The 2022 AFL Fantasy season is over and while many of us, me included, have their feet up and taking a break, some dedicated coaches have turned their thoughts to making a list of potential picks for next year.
We currently don’t know the salary cap for 2023, which is needed to have the actual prices. You may have heard us over the 16 (!!) seasons we’ve been talking rubbish about fantasy footy referring to a ‘priced at‘ figure. This is a essentially the break even for a player at the start of the season, meaning, what score does a player need to hit in order to maintain their price.
This can be found by dividing the starting price by the magic number. The magic number is the multiplier used to create prices based on their average (and any discounts applied).
As we don’t have the official cap and therefore all the other intricacies to formualte prices, let’s base our thinking using the 2022 numbers.
2022 Salary Cap – $14,800,000
2022 Magic Number – approx. 8386
In most cases, players’ prices are calculated by multiplying the magic number by their average. These are rounded to the nearest $1,000. If we continue to use these numbers here are some of 2022’s top averaging players’ prices. Note, these guys will all be ‘fully priced’ (ie. don’t get a discount as they played 10 or more games).
Rory Laird: 120.4 x 8386 = $1,010,000
Sam Docherty: 110.3 x 8386 = $925,000
Josh Dunkley: 108.8 x 8386 = $912,000
Max Gawn: 103.2 x 8386 = $865,000
You can use these calculations with any player who played 10 or more games in 2022. For example, someone who averaged 75 would cost $629,000 while someone who averaged 50 would be worth $419,000. Those averages are also their priced at figure.
Discounts are applied to players who played fewer than 10 games. They receive a 3% discount on their price for every game under 10. Eg. play 5 games in 2022, they receive a 15% discount… play 1 game, 27% discount… play 9 games, 3% discount. If a player missed the whole season, they receive a 30% discount while two seasons out of the game, they will cop a 35%.
If a player qualifies for a discount, it will be applied to the highest average from the last two seasons. If a player has missed both seasons, the 35% is applied to the most recent average available.
Some discount examples for next season:
Brodie Grundy – 6 games (12% discount)
2022 avg: 93.3 | 2021 avg: 106.4
0.88 x 106.4 = priced at 93.6
93.6 x 8386 = $785,000
Mitch McGovern – 7 games (9% discount)
2022 avg: 69 | 2021 avg: 67
0.91 x 69 = priced at 62.8
62,8 x 8386 = 527,000
Josh Goater – 1 game (27% discount)
2022 avg: 83 | 2021 avg: DNP
0.73 x 83 = priced at 60.6
60.6 x 8386 = $508,000
Toby McLean – 0 games (30% discount)
2022 avg: DNP | 2021 avg: 64.6
0.7 x 64.6 = priced at 45.2
45.2 x 8386 = $379,000
The only other thing to note is that a player who is yet to debut, they will be basement priced. This was $190,000 this year based on the $14.8m salary cap.
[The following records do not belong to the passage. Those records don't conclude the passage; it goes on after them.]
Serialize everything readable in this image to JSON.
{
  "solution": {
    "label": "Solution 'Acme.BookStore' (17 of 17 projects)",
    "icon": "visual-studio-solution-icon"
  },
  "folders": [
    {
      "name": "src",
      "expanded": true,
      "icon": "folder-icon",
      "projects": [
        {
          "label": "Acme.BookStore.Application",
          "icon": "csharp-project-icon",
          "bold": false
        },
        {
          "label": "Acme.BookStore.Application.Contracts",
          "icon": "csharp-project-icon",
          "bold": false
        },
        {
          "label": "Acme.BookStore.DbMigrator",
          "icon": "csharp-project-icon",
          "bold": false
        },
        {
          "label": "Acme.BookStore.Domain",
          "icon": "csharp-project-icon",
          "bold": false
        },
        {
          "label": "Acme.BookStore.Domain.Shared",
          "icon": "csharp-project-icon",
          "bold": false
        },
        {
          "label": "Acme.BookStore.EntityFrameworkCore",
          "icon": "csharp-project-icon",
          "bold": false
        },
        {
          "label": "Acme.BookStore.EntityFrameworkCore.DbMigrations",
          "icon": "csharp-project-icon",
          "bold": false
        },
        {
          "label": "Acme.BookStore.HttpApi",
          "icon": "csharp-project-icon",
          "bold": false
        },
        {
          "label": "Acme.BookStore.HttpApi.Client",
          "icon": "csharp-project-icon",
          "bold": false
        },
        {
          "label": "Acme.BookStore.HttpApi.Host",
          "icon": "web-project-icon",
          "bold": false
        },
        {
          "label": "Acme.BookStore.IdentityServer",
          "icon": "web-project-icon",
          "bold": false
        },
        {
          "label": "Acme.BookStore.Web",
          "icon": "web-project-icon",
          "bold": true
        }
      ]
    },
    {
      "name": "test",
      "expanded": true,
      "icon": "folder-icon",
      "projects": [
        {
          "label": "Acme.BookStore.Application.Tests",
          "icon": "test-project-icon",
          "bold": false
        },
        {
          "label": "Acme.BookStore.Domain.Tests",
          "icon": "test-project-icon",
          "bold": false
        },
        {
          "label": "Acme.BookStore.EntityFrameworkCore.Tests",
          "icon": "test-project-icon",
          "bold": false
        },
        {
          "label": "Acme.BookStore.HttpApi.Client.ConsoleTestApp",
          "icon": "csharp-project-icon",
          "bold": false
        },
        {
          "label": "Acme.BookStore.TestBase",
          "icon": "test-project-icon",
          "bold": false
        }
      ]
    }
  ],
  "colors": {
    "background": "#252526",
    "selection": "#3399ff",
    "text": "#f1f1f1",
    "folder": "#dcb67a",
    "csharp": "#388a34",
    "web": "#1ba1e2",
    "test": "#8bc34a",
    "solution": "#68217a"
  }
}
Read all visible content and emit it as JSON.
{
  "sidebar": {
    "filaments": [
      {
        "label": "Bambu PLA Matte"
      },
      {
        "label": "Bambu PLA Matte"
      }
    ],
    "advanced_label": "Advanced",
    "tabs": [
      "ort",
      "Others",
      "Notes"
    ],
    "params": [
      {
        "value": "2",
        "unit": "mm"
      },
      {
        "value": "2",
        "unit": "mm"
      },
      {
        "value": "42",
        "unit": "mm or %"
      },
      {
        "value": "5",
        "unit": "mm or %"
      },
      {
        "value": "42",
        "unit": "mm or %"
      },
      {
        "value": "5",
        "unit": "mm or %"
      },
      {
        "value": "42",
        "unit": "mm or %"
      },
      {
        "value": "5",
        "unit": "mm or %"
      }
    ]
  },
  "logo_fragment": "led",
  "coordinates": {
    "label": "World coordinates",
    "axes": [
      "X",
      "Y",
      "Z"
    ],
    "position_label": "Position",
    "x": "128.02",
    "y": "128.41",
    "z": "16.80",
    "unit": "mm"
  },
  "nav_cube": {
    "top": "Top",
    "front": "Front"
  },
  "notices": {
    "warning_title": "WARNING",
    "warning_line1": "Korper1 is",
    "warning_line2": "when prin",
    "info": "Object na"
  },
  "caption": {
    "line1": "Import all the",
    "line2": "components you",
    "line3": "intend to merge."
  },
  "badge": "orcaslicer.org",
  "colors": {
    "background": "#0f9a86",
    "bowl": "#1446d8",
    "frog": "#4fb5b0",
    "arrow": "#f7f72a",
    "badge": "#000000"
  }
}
This figure equates to being priced at approx. 22.6. Therefore, any player whose discount would have their priced at figure go below that number, they would be basement priced. No player is ever priced below the basement.
So there you have it. That’s basically all you need to know about calculating prices for the upcoming season. That said, there is likely to be a salary cap increase to remain in line with the real one. With that, the magic number also increases which means that basement price could possibly increase and that number quoted for Laird, for example, might be low.
The thing to remember is that it is all relative.
Our priced at figure is the key to it all. Their price is based on this number which equates to their average. If you think that number is lower than what they’ll produce, generally speaking, they will be value… and that is the aim of the game! Finding players who present value.
Happy off-season bargain hunting!